| THE TASK |
Check each line of the data below for the string "this". Then give the number of lines that have it, without anything else.

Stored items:
Content starts
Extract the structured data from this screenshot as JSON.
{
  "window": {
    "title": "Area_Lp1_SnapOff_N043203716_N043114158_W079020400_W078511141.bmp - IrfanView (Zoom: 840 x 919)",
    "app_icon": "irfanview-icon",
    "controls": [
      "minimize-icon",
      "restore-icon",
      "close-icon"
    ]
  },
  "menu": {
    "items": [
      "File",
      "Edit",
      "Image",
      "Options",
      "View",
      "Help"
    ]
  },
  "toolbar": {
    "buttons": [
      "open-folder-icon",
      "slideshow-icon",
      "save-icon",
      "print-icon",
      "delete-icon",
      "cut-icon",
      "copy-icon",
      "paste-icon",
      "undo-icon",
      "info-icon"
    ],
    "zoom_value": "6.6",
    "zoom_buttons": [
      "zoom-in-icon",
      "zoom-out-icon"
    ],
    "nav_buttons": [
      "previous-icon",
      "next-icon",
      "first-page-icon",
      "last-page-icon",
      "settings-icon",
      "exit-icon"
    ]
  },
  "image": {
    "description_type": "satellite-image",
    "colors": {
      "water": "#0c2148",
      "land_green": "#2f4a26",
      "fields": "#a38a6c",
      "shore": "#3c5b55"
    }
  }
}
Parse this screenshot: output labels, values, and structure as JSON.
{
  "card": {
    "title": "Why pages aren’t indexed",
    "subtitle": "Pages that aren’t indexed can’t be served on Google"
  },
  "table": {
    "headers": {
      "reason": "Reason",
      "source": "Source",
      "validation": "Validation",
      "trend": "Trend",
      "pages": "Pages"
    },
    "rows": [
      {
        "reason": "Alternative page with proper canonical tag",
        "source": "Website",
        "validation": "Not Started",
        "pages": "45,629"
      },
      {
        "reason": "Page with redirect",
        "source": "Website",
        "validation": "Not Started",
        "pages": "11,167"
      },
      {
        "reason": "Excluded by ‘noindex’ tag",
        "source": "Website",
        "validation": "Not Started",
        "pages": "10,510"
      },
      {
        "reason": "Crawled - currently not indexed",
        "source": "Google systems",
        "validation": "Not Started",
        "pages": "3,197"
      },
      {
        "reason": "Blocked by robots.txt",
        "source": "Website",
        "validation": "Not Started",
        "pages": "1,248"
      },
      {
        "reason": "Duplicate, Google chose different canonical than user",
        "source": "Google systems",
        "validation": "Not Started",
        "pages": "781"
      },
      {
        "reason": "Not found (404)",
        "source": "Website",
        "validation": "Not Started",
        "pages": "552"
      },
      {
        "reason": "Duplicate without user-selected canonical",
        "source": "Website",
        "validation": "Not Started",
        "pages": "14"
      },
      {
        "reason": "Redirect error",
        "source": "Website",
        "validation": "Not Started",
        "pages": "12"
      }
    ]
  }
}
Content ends
| TASK OUTPUT |
2